Human rights are core Labour values. They are rooted in our guiding principles of universality, equality, and solidarity. They give expression to what we know and fight for every day – that education, health, work, and food are fundamental rights, not privileges. Human rights guarantee our ability to speak out, to organise, to protest. They help us hold power to account. And they inspire us to find common cause with embattled women’s rights defenders in the Congo, courageous champions of LGBT rights in Uganda, and prisoners of conscience in Burma. They reflect our internationalist instincts. Our values do not stop at our borders.
And yet Labour’s name today is not synonymous with human rights. Far from it. There are many powerful and inspiring advocates of human rights in our Party. But we are far more well known for 42-day detention, control orders, ID cards, and the human rights violations that followed the invasion of Iraq. Labour strayed too far from its core values when dealing with some of the big human rights challenges it faced in government last time around.
We are forming this campaign because that cannot be allowed to happen again. Under the new leadership, there have been promising signs of a more robust approach to protecting human rights. But there are also reasons to be concerned, not least support among senior Labour figures for a data communications bill that would allow electronic surveillance of every single individual, without a warrant. This is just one area we will be campaigning on. We will take on the big issues, even if they are controversial.
In government, Labour will be confronted by a long list of challenges, and the potential impact on human rights is never far away. From balancing counter-terrorism with protection of civil liberties, to making sure that next-generation military technology is used in accordance with human rights law. From protecting the jurisdiction of the European Court of Human Rights, to ensuring a peace deal with the Taliban does not turn the clock back on the rights of women and girls. Our mission is to make sure the Party comes down on the right side of these debates.
We intend to critically engage with the Labour leadership, the frontbench, MPs, and peers. But we will not stop there. Labour is far more than the sum of its most senior figures. We will bring this fight to PPCs, CLPs, student groups, and activists. We want to inspire our whole Party to think anew about its relationship with human rights. And we think there are many who will share our cause. If you are Labour and you care about human rights, this is your campaign and we want your help and ideas. We encourage you to get in touch.
I remember the first time I was confronted with the human face of a human rights violation. Be in no doubt that Labour’s commitment, or otherwise, to human rights can make the difference between empowering people or shattering their lives. Human rights are principles; the people they protect are real. Let’s make sure our Party gets this right.
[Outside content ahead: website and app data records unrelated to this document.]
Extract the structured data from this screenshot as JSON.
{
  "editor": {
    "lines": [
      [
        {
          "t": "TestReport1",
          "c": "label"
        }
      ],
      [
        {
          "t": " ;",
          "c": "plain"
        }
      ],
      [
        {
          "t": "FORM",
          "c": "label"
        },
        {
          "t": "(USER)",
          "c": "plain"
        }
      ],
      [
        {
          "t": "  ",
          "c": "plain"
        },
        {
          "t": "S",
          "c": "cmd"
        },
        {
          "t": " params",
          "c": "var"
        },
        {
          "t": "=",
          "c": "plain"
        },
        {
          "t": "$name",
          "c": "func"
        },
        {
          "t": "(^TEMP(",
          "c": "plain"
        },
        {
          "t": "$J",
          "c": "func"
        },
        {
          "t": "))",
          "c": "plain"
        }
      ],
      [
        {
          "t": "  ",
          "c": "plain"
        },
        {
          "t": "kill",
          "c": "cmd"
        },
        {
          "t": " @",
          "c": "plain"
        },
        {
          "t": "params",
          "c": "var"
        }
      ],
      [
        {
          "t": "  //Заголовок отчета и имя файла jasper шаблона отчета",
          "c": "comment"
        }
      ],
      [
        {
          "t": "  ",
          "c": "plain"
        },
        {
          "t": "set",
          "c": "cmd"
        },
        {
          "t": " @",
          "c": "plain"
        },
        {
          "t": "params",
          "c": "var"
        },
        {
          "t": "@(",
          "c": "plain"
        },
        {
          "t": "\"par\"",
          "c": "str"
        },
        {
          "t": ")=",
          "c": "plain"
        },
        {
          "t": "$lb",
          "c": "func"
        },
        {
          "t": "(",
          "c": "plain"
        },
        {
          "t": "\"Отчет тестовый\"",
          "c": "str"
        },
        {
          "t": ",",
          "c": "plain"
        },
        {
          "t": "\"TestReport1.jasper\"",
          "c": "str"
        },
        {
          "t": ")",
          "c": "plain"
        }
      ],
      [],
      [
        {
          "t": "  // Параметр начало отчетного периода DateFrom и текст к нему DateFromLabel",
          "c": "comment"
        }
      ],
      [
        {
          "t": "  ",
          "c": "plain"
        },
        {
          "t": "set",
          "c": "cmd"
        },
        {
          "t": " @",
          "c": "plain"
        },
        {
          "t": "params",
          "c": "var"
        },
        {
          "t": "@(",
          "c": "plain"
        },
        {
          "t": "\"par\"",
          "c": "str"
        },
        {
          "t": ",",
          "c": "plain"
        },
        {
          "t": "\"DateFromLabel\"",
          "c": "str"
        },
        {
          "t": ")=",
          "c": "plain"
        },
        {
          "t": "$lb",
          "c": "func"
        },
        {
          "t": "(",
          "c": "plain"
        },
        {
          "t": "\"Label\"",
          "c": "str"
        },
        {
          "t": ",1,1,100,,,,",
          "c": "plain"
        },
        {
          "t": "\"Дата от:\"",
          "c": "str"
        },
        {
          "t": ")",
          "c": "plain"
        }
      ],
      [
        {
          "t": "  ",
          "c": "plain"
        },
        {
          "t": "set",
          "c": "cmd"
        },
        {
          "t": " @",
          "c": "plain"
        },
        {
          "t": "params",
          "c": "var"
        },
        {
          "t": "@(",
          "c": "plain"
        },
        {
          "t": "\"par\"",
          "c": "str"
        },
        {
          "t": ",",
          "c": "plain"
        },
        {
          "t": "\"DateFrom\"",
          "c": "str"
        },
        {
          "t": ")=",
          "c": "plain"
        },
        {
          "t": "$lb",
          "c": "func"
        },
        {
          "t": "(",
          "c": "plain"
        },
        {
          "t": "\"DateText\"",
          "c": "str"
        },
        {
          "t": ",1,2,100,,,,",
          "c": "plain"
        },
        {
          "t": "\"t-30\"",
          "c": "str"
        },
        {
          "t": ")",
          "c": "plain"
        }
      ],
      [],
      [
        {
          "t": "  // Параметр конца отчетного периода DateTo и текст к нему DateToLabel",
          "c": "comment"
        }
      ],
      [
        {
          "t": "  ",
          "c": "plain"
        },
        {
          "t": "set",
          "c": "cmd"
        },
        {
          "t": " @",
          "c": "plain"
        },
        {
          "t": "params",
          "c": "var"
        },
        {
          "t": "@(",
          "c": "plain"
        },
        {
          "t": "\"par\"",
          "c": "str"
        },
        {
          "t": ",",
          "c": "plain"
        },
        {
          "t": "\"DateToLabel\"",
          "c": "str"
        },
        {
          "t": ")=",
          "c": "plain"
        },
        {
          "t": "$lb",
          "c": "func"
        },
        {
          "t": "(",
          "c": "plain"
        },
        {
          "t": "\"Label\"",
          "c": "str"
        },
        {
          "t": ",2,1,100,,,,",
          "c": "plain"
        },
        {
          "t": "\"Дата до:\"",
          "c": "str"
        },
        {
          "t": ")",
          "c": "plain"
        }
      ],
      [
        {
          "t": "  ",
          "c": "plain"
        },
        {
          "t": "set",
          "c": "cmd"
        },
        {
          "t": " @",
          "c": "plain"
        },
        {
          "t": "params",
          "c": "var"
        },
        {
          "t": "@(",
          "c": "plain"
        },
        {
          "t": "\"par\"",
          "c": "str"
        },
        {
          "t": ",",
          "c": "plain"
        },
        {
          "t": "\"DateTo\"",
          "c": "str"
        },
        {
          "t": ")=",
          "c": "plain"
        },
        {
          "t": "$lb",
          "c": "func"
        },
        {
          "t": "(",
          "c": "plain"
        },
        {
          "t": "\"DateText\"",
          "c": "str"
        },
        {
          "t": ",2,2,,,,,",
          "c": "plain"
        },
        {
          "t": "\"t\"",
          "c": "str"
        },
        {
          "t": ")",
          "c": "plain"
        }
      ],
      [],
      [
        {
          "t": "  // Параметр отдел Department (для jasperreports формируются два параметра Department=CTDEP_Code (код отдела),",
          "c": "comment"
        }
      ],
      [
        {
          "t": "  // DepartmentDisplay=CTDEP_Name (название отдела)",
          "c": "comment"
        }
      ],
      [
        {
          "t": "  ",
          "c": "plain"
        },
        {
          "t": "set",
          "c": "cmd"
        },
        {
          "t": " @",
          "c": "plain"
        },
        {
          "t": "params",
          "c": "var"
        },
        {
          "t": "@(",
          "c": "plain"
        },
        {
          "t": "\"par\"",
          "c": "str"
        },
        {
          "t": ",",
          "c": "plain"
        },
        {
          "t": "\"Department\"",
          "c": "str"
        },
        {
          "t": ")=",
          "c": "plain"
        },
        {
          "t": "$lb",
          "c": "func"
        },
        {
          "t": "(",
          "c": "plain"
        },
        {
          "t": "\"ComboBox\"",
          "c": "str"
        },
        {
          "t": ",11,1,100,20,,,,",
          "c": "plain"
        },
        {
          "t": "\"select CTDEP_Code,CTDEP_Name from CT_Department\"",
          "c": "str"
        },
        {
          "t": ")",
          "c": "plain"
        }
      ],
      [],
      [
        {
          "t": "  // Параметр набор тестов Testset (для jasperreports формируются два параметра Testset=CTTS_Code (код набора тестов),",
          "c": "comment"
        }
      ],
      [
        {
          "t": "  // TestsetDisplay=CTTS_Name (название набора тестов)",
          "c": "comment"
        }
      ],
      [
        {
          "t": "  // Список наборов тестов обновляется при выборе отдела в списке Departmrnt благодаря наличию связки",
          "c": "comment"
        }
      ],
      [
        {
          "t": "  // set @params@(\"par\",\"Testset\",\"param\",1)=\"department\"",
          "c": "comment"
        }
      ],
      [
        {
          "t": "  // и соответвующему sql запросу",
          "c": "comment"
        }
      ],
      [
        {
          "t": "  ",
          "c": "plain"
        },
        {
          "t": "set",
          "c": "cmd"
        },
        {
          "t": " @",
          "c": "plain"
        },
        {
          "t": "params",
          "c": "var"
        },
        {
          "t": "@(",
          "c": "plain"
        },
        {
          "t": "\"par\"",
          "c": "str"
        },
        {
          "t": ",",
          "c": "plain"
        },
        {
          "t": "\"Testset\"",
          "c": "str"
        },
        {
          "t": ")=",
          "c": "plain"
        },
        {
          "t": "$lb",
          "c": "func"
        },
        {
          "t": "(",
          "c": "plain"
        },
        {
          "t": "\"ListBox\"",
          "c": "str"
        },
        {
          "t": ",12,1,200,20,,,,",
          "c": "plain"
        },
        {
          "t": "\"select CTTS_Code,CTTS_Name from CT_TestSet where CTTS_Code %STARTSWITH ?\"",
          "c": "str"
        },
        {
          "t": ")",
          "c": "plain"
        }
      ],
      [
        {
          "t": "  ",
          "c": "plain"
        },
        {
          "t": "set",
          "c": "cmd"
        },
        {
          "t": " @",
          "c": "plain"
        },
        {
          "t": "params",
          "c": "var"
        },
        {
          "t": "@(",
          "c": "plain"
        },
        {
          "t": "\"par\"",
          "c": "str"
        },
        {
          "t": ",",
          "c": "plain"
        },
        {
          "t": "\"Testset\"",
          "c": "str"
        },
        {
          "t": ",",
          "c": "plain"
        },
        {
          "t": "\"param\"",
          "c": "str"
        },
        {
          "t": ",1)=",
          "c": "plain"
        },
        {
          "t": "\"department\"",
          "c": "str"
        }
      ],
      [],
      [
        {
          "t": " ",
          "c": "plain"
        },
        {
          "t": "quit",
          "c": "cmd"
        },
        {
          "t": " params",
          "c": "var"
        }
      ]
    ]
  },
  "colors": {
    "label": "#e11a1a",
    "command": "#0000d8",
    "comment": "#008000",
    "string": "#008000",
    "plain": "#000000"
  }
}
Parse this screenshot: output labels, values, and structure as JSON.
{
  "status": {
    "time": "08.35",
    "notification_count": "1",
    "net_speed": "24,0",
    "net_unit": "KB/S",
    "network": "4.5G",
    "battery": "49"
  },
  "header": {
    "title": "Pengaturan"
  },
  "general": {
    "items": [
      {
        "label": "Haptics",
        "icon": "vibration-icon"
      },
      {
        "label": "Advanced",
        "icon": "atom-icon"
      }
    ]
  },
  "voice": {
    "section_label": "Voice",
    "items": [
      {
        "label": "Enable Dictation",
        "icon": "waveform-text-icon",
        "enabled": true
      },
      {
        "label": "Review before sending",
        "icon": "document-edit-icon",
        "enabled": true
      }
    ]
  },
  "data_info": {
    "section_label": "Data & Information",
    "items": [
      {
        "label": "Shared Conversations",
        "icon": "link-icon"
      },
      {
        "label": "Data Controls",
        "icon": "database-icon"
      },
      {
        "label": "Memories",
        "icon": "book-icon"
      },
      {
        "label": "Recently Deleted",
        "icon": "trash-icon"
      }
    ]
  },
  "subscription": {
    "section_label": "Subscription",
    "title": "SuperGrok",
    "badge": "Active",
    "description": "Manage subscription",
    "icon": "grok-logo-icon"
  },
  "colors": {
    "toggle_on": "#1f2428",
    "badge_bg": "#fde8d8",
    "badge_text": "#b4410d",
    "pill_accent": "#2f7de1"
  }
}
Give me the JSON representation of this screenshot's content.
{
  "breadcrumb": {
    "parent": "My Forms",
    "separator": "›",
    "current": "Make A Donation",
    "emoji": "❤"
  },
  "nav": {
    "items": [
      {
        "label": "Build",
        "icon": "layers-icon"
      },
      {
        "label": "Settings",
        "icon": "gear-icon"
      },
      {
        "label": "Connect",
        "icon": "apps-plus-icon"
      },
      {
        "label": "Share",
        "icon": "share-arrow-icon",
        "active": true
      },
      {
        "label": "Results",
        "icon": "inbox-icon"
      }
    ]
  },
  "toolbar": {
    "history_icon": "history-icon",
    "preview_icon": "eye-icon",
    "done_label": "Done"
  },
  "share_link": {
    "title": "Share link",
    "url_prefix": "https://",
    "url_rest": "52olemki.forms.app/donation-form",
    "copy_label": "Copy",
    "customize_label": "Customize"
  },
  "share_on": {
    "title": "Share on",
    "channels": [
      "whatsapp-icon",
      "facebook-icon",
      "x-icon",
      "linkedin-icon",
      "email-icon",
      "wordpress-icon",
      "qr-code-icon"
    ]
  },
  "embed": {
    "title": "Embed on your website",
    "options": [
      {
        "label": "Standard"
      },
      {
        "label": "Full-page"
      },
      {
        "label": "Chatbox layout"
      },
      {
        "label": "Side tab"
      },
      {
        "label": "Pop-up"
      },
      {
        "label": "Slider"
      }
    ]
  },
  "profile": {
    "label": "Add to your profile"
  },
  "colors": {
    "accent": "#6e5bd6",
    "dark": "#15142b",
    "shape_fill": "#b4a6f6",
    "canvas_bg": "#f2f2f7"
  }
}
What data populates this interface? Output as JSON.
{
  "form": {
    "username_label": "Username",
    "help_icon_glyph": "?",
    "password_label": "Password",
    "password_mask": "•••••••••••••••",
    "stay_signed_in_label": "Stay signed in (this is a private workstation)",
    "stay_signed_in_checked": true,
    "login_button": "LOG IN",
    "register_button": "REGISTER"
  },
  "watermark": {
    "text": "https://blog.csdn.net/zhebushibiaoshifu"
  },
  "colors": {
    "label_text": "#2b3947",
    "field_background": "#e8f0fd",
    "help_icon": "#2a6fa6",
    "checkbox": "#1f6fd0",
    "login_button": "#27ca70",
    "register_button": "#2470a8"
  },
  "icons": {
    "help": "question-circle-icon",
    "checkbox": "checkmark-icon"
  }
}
Andrew Noakes is the founder and Chair of the Labour Campaign for Human Rights. Contact him at [email protected] if you would like to get involved with LCHR, or visit the website at www.lchr.org.uk to find out more